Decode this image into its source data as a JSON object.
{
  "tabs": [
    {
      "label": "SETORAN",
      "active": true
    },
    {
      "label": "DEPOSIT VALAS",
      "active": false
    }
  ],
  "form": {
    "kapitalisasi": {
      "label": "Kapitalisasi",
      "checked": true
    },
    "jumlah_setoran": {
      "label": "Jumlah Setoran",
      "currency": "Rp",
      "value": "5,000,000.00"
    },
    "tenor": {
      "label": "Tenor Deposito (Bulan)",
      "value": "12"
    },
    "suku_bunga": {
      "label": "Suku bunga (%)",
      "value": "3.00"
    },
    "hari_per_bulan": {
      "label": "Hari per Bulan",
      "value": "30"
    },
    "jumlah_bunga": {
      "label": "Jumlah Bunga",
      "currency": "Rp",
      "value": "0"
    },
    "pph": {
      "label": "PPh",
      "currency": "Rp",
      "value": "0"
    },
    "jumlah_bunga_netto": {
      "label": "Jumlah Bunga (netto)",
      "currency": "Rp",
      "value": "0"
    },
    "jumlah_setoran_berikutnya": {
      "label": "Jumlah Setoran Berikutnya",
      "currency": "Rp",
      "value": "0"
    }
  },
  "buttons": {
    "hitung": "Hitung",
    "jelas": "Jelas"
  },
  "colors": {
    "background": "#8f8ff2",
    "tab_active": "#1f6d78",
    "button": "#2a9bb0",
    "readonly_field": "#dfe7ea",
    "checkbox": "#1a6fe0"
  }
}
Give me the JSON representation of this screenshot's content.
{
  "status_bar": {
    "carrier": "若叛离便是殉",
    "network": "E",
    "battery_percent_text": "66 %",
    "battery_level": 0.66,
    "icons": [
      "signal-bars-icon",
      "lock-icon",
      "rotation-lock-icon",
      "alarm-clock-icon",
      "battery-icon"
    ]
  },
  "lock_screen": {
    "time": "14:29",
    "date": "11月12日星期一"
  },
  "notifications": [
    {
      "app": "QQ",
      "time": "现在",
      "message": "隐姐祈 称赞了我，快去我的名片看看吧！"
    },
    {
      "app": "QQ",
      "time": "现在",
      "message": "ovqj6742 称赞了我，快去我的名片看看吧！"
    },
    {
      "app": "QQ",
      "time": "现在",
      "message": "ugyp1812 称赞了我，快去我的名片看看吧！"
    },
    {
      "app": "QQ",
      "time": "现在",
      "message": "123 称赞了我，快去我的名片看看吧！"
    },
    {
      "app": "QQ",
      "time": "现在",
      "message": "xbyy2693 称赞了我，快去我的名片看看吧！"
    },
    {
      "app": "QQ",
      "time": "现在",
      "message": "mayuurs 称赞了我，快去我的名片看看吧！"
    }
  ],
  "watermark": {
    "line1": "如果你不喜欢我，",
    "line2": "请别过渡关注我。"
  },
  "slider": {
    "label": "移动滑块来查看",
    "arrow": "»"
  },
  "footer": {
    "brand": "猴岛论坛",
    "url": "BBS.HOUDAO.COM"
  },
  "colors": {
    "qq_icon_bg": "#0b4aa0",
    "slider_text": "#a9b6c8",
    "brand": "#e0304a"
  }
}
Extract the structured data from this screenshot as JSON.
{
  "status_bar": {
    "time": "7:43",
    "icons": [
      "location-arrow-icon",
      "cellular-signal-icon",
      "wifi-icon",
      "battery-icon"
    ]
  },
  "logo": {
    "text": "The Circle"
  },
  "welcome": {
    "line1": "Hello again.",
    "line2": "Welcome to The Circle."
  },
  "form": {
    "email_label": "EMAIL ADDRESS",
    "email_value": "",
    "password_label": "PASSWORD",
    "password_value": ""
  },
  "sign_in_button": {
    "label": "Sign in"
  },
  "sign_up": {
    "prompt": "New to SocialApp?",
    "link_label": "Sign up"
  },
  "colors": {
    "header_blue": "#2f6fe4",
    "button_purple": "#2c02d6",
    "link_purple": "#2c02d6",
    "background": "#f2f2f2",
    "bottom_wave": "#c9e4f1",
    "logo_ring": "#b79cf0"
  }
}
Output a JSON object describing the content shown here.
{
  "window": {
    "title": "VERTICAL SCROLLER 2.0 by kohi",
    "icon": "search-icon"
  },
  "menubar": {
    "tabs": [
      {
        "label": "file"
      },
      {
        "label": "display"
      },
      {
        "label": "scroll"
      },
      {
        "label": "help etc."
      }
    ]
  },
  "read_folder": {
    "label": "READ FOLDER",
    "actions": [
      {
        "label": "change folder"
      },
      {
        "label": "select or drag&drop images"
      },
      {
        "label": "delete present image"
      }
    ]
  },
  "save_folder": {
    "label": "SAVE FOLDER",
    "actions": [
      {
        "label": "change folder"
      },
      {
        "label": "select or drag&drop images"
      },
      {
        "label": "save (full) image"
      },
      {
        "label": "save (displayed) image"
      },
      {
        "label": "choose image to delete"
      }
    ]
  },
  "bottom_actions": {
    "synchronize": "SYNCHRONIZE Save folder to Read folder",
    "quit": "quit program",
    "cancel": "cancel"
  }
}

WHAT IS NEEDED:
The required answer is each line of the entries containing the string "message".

FINISHED TASK:
      "message": "隐姐祈 称赞了我，快去我的名片看看吧！"
      "message": "ovqj6742 称赞了我，快去我的名片看看吧！"
      "message": "ugyp1812 称赞了我，快去我的名片看看吧！"
      "message": "123 称赞了我，快去我的名片看看吧！"
      "message": "xbyy2693 称赞了我，快去我的名片看看吧！"
      "message": "mayuurs 称赞了我，快去我的名片看看吧！"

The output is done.